Tuesday, January 15, 2013
Release Date: August 28, 2012
Publisher: Knopf Books for Young Readers
Source: Netgalley in exchange for an honest review.
Every day a different body. Every day a different life. Every day in love with the same girl.
There’s never any warning about where it will be or who it will be. A has made peace with that, even established guidelines by which to live: Never get too attached. Avoid being noticed. Do not interfere.
It’s all fine until the morning that A wakes up in the body of Justin and meets Justin’s girlfriend, Rhiannon. From that moment, the rules by which A has been living no longer apply. Because finally A has found someone he wants to be with—day in, day out, day after day(courtesy of Goodreads)
**The main character of this book is ardently described as being neither male nor female. I'm using him/her to refer to 'A' or just using 'A'. This makes the prose of the review a bit awkward, so I apologize in advance.
Every Day is one of the most thought provoking and touching books I read in 2012. 'A' the main character, is a person who you will grow to love, but also find frustratingly short-sighted. At the time, I blamed these character flaws on the author. Now, I'm wondering whether Levithan put them there on purpose - I don't know.
Can you imagine the only life you've ever known is waking up in the body of a different person every day? You're like an alien invader. The thought of living a million different lives at first seems invigorating; you'd certainly never lack for variety. But also imagine never having a family, no friends, no house, no clothes...absolutely no life independent of the people who temporarily inhabit? How isolating.
'A' has figured things out after 16 years of being a body snatcher. 'A' is cautious to the extreme. Not doing anything to expose himself/herself or to make the life of his/her host more difficult. 'A' is flexible, resourceful, and quick to catch on to his/her host's personalities and habits. I greatly respected how 'A' managed to create even a small life for himself/herself while remaining sensitive to his/her hosts.
This all changes when 'A' meets Rhiannon, the girlfriend of a jerk whose body 'A' inhabited. 'A' falls head-over-heels in love with this sweet girl. Suddenly,'A' is using his/her host bodies to go to almost any length to see Rhiannon. It's not so much that 'A' is forgetting to be cautious, but more that he/she is weighing the pro's and con's and caution loses.
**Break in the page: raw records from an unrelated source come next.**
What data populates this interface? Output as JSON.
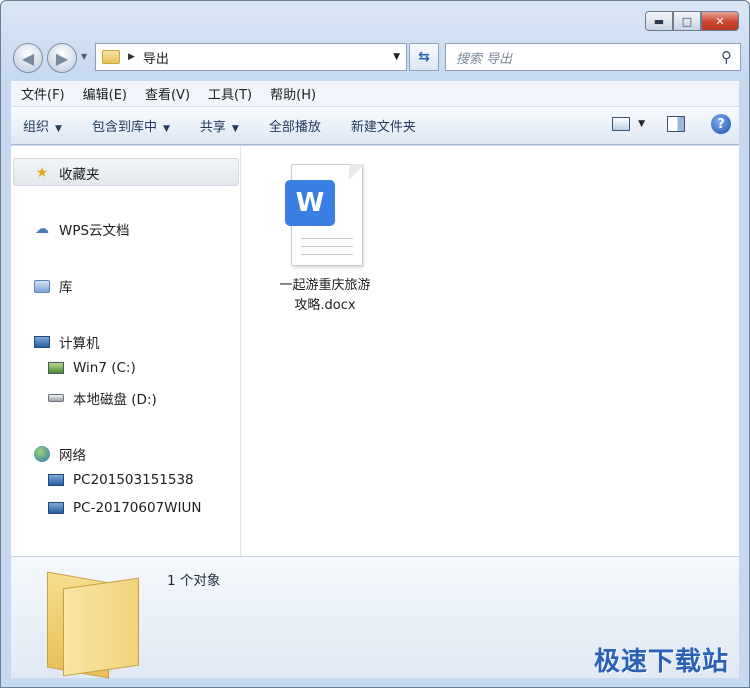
{
  "window": {
    "caption_buttons": {
      "minimize": "▬",
      "maximize": "□",
      "close": "✕"
    }
  },
  "address": {
    "crumb": "导出",
    "search_placeholder": "搜索 导出"
  },
  "menu": [
    "文件(F)",
    "编辑(E)",
    "查看(V)",
    "工具(T)",
    "帮助(H)"
  ],
  "toolbar": {
    "organize": "组织",
    "include_library": "包含到库中",
    "share": "共享",
    "play_all": "全部播放",
    "new_folder": "新建文件夹",
    "help": "?"
  },
  "sidebar": {
    "favorites": "收藏夹",
    "wps_cloud": "WPS云文档",
    "library": "库",
    "computer": "计算机",
    "drive_c": "Win7 (C:)",
    "drive_d": "本地磁盘 (D:)",
    "network": "网络",
    "pc1": "PC201503151538",
    "pc2": "PC-20170607WIUN"
  },
  "files": [
    {
      "name_line1": "一起游重庆旅游",
      "name_line2": "攻略.docx",
      "badge": "W"
    }
  ],
  "details": {
    "count": "1 个对象"
  },
  "watermark": "极速下载站"
}
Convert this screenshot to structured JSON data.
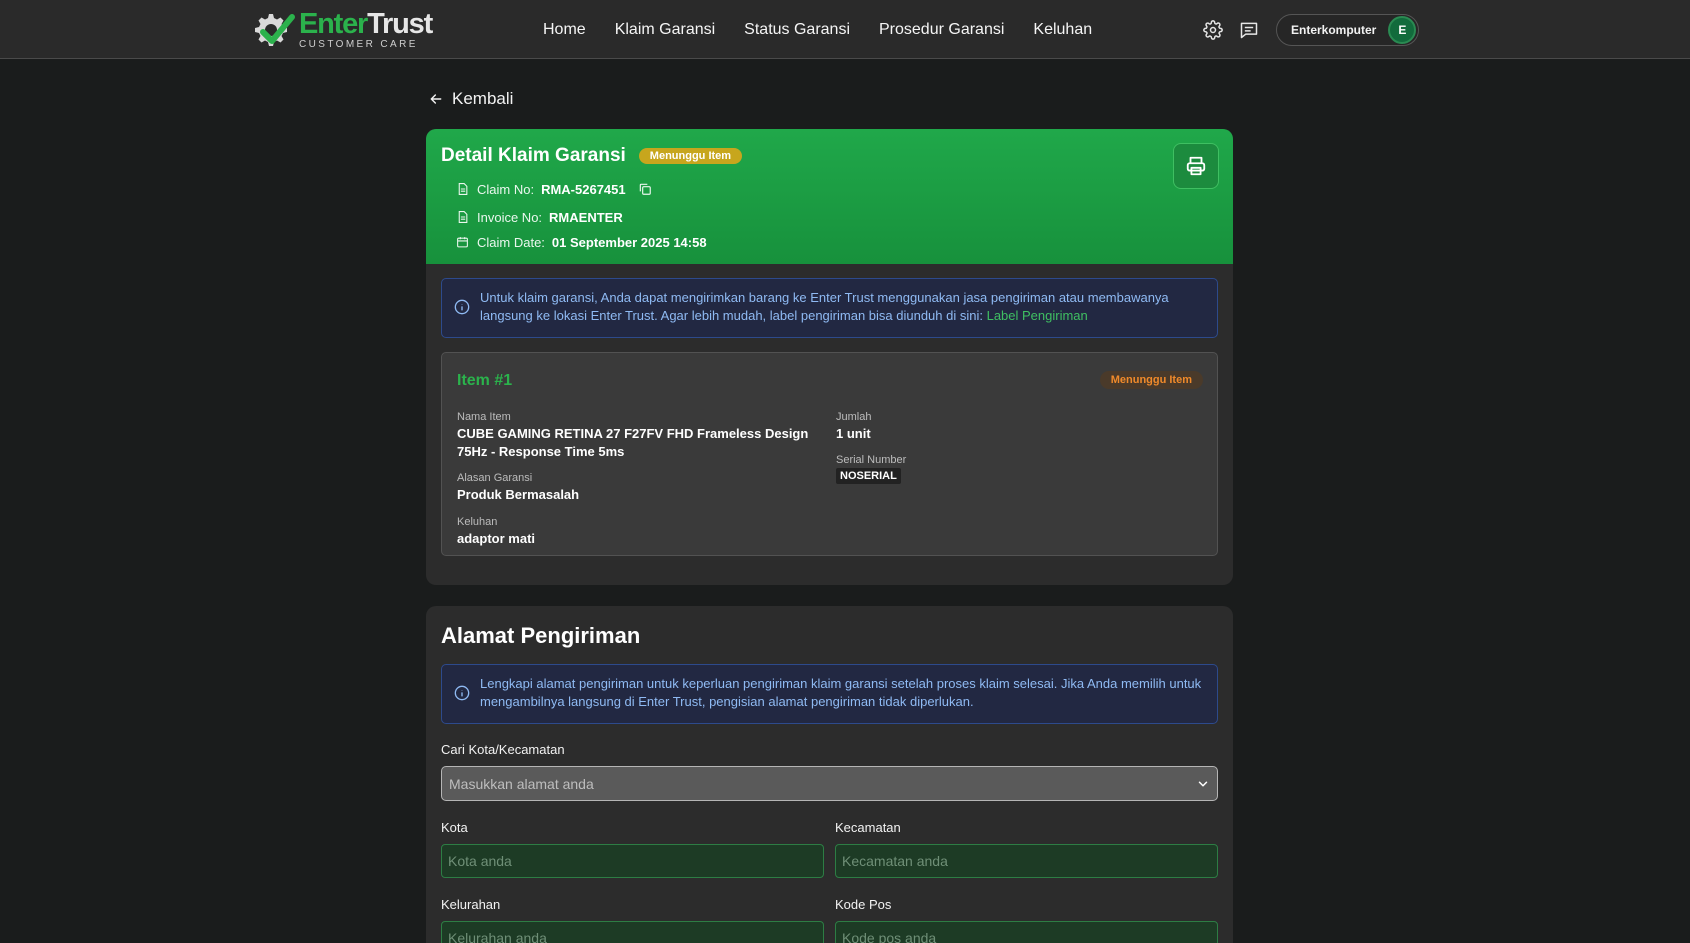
{
  "brand": {
    "name_part1": "Enter",
    "name_part2": "Trust",
    "tagline": "CUSTOMER CARE"
  },
  "nav": {
    "links": [
      "Home",
      "Klaim Garansi",
      "Status Garansi",
      "Prosedur Garansi",
      "Keluhan"
    ]
  },
  "user": {
    "name": "Enterkomputer",
    "initial": "E"
  },
  "back_label": "Kembali",
  "claim": {
    "title": "Detail Klaim Garansi",
    "status_badge": "Menunggu Item",
    "claim_no_label": "Claim No:",
    "claim_no": "RMA-5267451",
    "invoice_no_label": "Invoice No:",
    "invoice_no": "RMAENTER",
    "claim_date_label": "Claim Date:",
    "claim_date": "01 September 2025 14:58",
    "info_text": "Untuk klaim garansi, Anda dapat mengirimkan barang ke Enter Trust menggunakan jasa pengiriman atau membawanya langsung ke lokasi Enter Trust. Agar lebih mudah, label pengiriman bisa diunduh di sini: ",
    "info_link": "Label Pengiriman"
  },
  "item": {
    "title": "Item #1",
    "status_badge": "Menunggu Item",
    "nama_label": "Nama Item",
    "nama_line1": "CUBE GAMING RETINA 27 F27FV FHD Frameless Design",
    "nama_line2": "75Hz - Response Time 5ms",
    "jumlah_label": "Jumlah",
    "jumlah": "1 unit",
    "serial_label": "Serial Number",
    "serial": "NOSERIAL",
    "alasan_label": "Alasan Garansi",
    "alasan": "Produk Bermasalah",
    "keluhan_label": "Keluhan",
    "keluhan": "adaptor mati"
  },
  "address": {
    "title": "Alamat Pengiriman",
    "info_text": "Lengkapi alamat pengiriman untuk keperluan pengiriman klaim garansi setelah proses klaim selesai. Jika Anda memilih untuk mengambilnya langsung di Enter Trust, pengisian alamat pengiriman tidak diperlukan.",
    "search_label": "Cari Kota/Kecamatan",
    "search_placeholder": "Masukkan alamat anda",
    "kota_label": "Kota",
    "kota_placeholder": "Kota anda",
    "kecamatan_label": "Kecamatan",
    "kecamatan_placeholder": "Kecamatan anda",
    "kelurahan_label": "Kelurahan",
    "kelurahan_placeholder": "Kelurahan anda",
    "kodepos_label": "Kode Pos",
    "kodepos_placeholder": "Kode pos anda"
  },
  "colors": {
    "accent": "#2bb24c",
    "header_green": "#1a9d43",
    "info_blue": "#8fbaf3",
    "badge_yellow": "#c7a61d",
    "badge_orange": "#f08a2a"
  }
}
I had a little trouble with A's ability to empathize with Rhiannon. In other parts of 'A''s life, empathy is one of A's strong suit. It's hard not to relate to people when you've lived so many of their lives. Yet, 'A' was also incredibly short-sighted when it came to Rhiannon. She was stuck in an abusive relationship. 'A' desperately wanted Rhiannon to get rid of him. I was annoyed at how angry 'A' got about Justin (the bad boyfriend). I understood 'A' hating seeing Rhiannon in a bad position, but his/her anger made 'A' seem more like a jerk than a caring friend. 'A' just couldn't comprehend why she didn't drop him and lashed out. I wonder if the author also feels A's reaction to be a character flaw. Perhaps 'A''s inexperience with long term relationships, in any form, make it nearly impossible for him/her to understand Rhiannon's reticence.
Every Day is a book readable yet deep. It has a unique quasi-paranormal framework that the reader quickly understands. The world-building fits seamlessly into the plot. And while I didn't always agree with A's actions or thoughts, I very much enjoyed spending a book inside his/her head. If you're still questioning whether to read this book, read it for the ending. It was perfect - perfect for this book at least. It makes me smile wistfully just thinking about it.
Posted by Alison Can Read at 12:03 AM